I found this article both inspiring and also hard to read, as we see how strong sexism is and how it plays a role in the way stories are told. This is a general statement, and when pulled back, it is even more interesting when applying it to high-conflict and humanitarian interests like war photography and journalism.
I found the article to be thought provoking, as Abrams explored the reality of what being women is like, owning and using stereotypical labels to tell a story in a way they though to be important and powerful. She discussed attributes about how generally speaking, women are less threatening, which lead them to get permission to enter houses and areas that men could not, which often included spaces where people were getting medical treatment and care, and getting more intimate stories because of this.

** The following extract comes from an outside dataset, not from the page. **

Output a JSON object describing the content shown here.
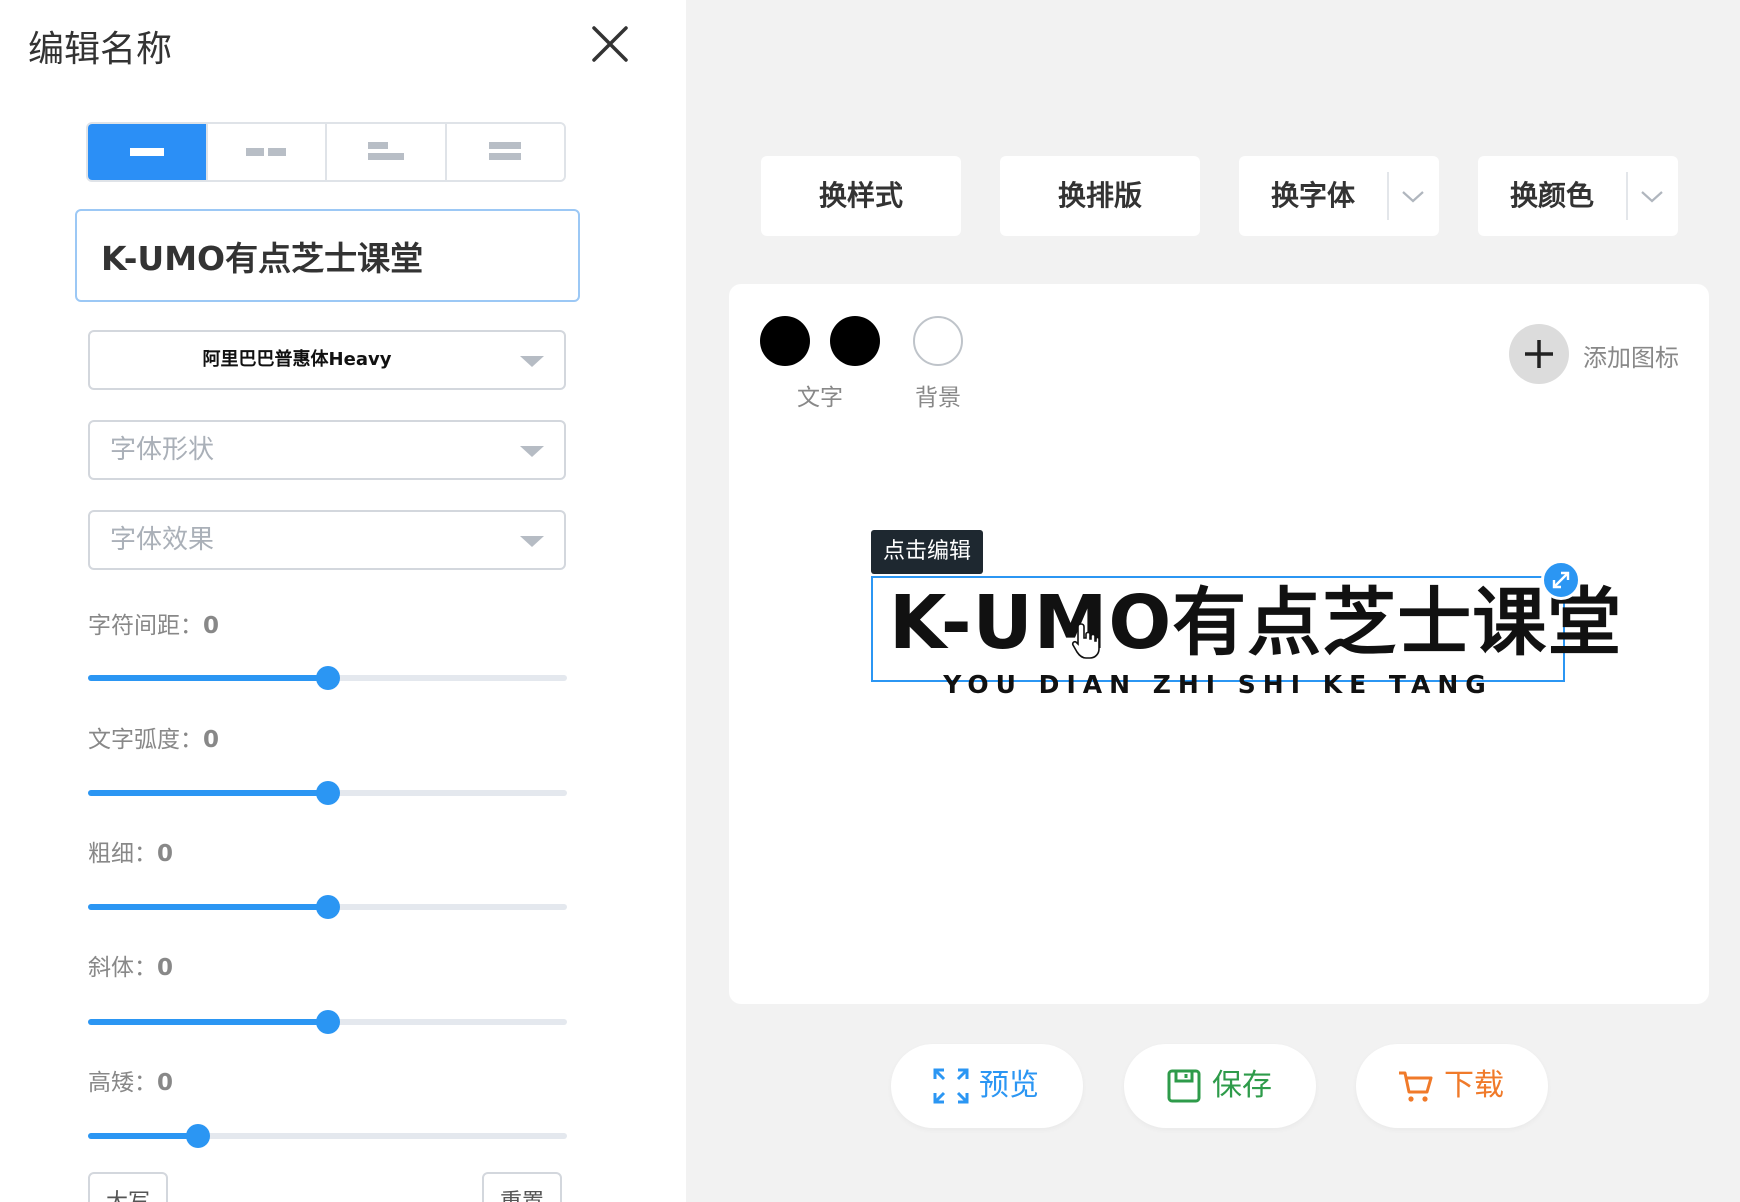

“Matthews points out other differences: “Women sometimes think of better ways to capture a story. We look behind the action and have different priorities, such as the human interest. Twenty years ago, there were rarely any images of the women who were left behind in conflict zones. Now, because of women photographers, you see images of refugee camps all the time – taken by men as well as women.” Edelstein adds that “women are prepared to look at the emotional undergrowth of the situations we’re in.”” (The Guardian)